How many credit hours is considered part-time?

You should check with your school’s financial aid office to confirm whether or not you qualify as a part-time student in the eyes of your school. Colleges and universities vary widely in their definitions of part-time enrollment. Private scholarships also have inconsistent sets of rules regarding enrollment, and often use the terms “part-time” and “half-time” interchangeably. Federal aid follows a stricter set of rules, which we outline later in this article.

Most colleges mandate a minimum of 6 credit hours for students to qualify as part-time and 12 credit hours to qualify as full-time. Enrollment criteria can vary by school so it’s always best to discuss with your admissions or financial aid advisor. For example, Brigham Young University considers students enrolled in 0.5 to 8.5 hours per semester as part-time. Students enrolled in 9 to 11.5 hours are three-quarter time, and only students enrolled in 12 hours are full-time. Some colleges mandate a minimum of 6 credit hours for students to qualify as part-time, and others divide all students between part-time and full-time, eliminating the three-quarter status entirely.

Need-based financial aid and scholarships and part-time status

Part-time students are typically offered the same need-based financial aid opportunities as full-time students. The per-semester award amount typically decreases proportionally with the number of enrolled hours, but your overall award throughout your education should remain the same.

Some merit-based scholarships require full-time enrollment, but you should research the available scholarships at your school to determine if you could be eligible.
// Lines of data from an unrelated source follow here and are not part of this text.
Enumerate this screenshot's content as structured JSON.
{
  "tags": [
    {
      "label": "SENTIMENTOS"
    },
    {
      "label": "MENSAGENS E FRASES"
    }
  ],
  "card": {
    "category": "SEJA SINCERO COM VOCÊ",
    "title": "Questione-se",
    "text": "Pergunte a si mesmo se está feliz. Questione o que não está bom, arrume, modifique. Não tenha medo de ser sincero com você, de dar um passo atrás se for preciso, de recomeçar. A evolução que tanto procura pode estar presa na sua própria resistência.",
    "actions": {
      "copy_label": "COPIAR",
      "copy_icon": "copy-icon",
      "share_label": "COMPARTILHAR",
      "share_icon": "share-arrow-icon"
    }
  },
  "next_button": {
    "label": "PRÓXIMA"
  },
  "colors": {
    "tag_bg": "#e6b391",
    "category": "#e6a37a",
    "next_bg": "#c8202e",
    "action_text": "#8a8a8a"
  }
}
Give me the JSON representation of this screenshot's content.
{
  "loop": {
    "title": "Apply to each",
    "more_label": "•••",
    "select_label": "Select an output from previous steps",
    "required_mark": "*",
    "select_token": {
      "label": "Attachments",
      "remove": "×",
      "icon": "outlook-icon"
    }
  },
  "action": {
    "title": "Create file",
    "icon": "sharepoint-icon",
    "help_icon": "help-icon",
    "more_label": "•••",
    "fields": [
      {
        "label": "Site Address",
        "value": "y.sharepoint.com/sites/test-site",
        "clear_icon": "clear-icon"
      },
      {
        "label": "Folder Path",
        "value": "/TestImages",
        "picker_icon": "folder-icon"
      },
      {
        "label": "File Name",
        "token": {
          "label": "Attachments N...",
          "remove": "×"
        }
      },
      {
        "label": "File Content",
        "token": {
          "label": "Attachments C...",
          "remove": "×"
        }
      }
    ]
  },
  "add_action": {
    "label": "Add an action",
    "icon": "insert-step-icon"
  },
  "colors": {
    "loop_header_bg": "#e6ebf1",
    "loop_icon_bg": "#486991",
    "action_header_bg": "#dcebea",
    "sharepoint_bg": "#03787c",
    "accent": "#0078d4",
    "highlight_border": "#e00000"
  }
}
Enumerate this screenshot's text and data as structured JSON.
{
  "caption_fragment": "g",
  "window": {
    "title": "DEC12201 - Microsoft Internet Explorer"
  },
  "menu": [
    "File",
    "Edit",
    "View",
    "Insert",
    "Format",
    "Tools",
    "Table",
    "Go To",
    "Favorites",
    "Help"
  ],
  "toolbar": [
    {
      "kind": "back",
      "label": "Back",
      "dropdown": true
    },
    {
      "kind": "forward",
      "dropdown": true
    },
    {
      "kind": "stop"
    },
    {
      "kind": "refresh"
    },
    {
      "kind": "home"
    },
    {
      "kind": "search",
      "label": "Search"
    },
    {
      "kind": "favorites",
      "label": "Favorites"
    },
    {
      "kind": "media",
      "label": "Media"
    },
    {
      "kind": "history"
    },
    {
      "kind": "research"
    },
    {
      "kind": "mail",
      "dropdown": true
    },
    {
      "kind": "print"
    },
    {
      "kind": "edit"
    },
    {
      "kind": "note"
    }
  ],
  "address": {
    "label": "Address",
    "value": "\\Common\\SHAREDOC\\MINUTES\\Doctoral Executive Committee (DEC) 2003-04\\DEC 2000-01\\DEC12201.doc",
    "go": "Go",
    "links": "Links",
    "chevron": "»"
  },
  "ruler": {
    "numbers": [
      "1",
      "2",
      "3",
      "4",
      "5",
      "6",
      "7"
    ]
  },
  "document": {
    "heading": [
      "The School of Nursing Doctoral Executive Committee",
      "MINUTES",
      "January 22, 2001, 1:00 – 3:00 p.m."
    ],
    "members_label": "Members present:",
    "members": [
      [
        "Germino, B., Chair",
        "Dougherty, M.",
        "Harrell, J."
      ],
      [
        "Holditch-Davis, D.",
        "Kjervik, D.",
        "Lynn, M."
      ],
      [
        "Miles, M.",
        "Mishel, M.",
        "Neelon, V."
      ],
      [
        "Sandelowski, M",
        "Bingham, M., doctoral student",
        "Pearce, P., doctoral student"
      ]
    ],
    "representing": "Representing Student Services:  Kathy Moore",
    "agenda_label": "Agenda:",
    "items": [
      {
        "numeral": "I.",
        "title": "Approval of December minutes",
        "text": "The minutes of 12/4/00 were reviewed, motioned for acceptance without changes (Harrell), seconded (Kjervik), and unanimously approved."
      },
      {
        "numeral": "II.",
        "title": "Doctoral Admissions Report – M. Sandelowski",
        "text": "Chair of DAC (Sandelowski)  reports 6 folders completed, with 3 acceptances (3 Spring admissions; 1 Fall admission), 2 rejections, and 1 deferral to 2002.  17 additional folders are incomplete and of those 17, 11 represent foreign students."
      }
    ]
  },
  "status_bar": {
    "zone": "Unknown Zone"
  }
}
You can also try reaching out to the financial aid or admission office to ask if there are additional financial aid opportunities for part-time students.

Recommended: How to write a financial aid appeal letter

Federal Aid and the FAFSA

When it comes to filling out the FAFSA, the process for part-time students is the same as for full-time students. You’ll need to fill out the FAFSA before the deadline to qualify for federal aid. Remember, you should fill it out earlier if your school has an earlier deadline.

Part-time students are eligible for all of the same federal aid opportunities as full-time students, although the amounts they qualify for decrease proportionally with the number of hours they enroll in. These opportunities include direct subsidized and unsubsidized loans, Direct PLUS loans, and the Pell Grant

Your Pell Grant award amount is partially determined by the number of credit hours you enroll in. Students are classified into one of four categories: Full-time, three-quarter-time, half-time, or less-than-half-time. 

Your federal aid should end up awarding you the same amount at the end of your studies as if you had enrolled full-time. Although it awards less per semester, part-time students remain enrolled for a higher number of semesters. Therefore, they usually will receive the same amount of aid.

See also: How to apply for student loans: federal and private

Work study

As a part-time student, you may have additional time that you could spend working to help pay for your education. Most colleges offer work-study opportunities for eligible students. These opportunities often come with the added benefit of providing valuable work experience, and potentially building relationships with professors. If you are curious about work study, reach out to your financial aid office about opportunities.

Also read: Is work study worth it?

Private scholarships

Part-time students should also look for private scholarships.  Your life story will make you stand out from others so look for scholarships that cater to your specific situation. Check out our scholarship lists that may be relevant to you: Moms, Online, NonTraditional, and Adults.

Student loans

An estimated 34% of students depend on student loans to pay for college. Part-time students are eligible for many of the same student loans as full-time students. Although your total eligible amount may vary, you can take advantage of many federal programs. These include Stafford Loans and Parent PLUS Loans. Additionally, you can take out private loans. Although their interest rates and repayment options are generally less favorable than federal programs, they can bridge your financial aid gap and make college a reality for you.

Related: How to get scholarships for part-time students